During the ideation phase, soliciting feedback on your ideas and prototypes is one of the most important parts of the process. Once you’ve done a ton of research, performed countless interviews, gotten great feedback, have an idea you’re excited about, and you’ve begun working on it and prototyping it, it’s easy to think you’ve almost made it. However, you aren’t – post-initial prototype feedback is necessary, because if the point of a prototype is to test an idea, collecting feedback from potential users is what pushes things forward. Honest feedback is crucial, and a variety of feedback from diverse users is important for pushing ideas further and making sure your design speaks to each person you’re designing for.
During the implementation phase, you’re still not done tweaking. Even though your solution is ready to get out there into the world – or if it’s already out there – iterations can and should still be made. How could your solution be even better?
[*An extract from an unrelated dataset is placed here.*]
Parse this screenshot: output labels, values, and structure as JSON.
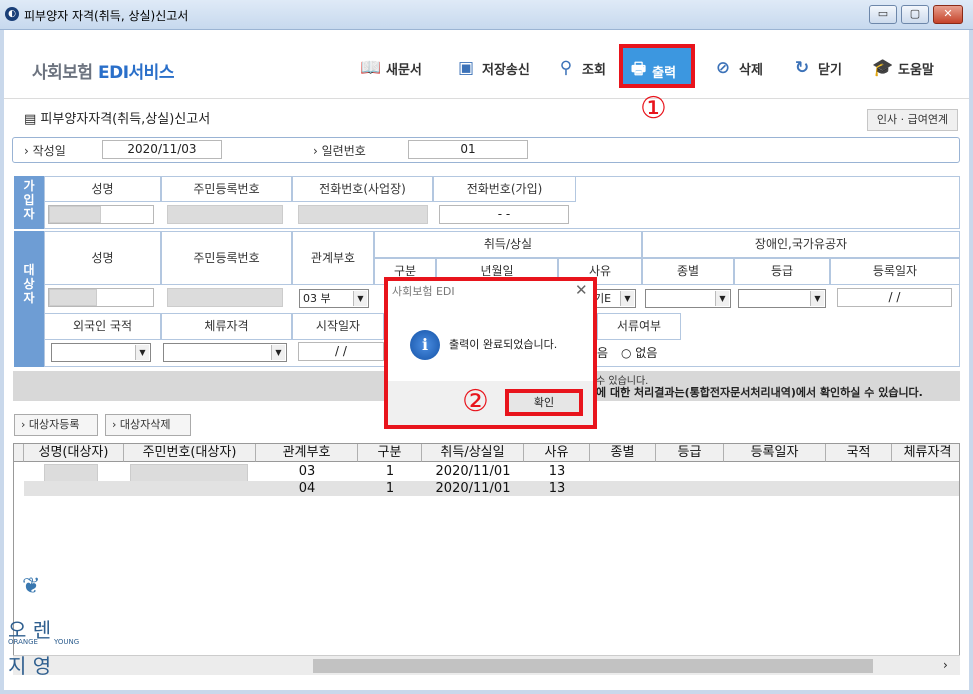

Keep gathering feedback, continuing to iterate, and building what you’ve learned back into your solution, and the impact will grow.
An example of a great human centered design process is Vroom – a large scale messaging campaign celebrating everyday moments as learning opportunities, the fundamental message being that taking advantage of the many chances to engage with a child strengthens the foundation of that child’s brain development. The IDEO team began with an immersive inspiration phase, visiting low-income communities in a wide variety of cities to conduct interviews with parents and observe existing programs aimed at improving child development outcomes. The team found that, in multiple ways, many of the parents did not feel equipped to engage with their children.
After the research was complete, the team synthesized its findings and looked for patterns among the interviews. As they put together what they had learned, they formulated a set of design principles for the campaign. They came up with a series of personas, each representing a woman from the communities being served, and invited mothers to the office to review mood boards, listen to sample voices, and provide feedback on which character they would trust for advice. From this, the team realized that most parents were extremely interested in the science behind brain and behavioral development.
By the end of the first two phases, the team had created a strong brief that could be handed to an advertising agency and used as the foundation for a major campaign. They came up with prompts for people to play with their kids, and an ad strategy that included interventions displayed in laundromats instead of on big billboards. After a few years, the Bezos Family Foundation launched the pilot of Vroom.
What Is Human Centered Design? Dir. IDEO. Design Kit. IDEO, n.d. Web. 17 Apr. 2017.
Empathy. Dir. IDEO. Perf. Emi Kolawole. Design Kit. IDEO, n.d. Web. 17 Apr. 2017.
Optimism. Dir. IDEO. Perf. John Bielenberg. Design Kit. IDEO, n.d. Web. 17 Apr. 2017.
"Methods." Design Kit. IDEO, n.d. Web. 17 Apr. 2017.
"Case Studies." Design Kit. IDEO, n.d. Web. 17 Apr. 2017.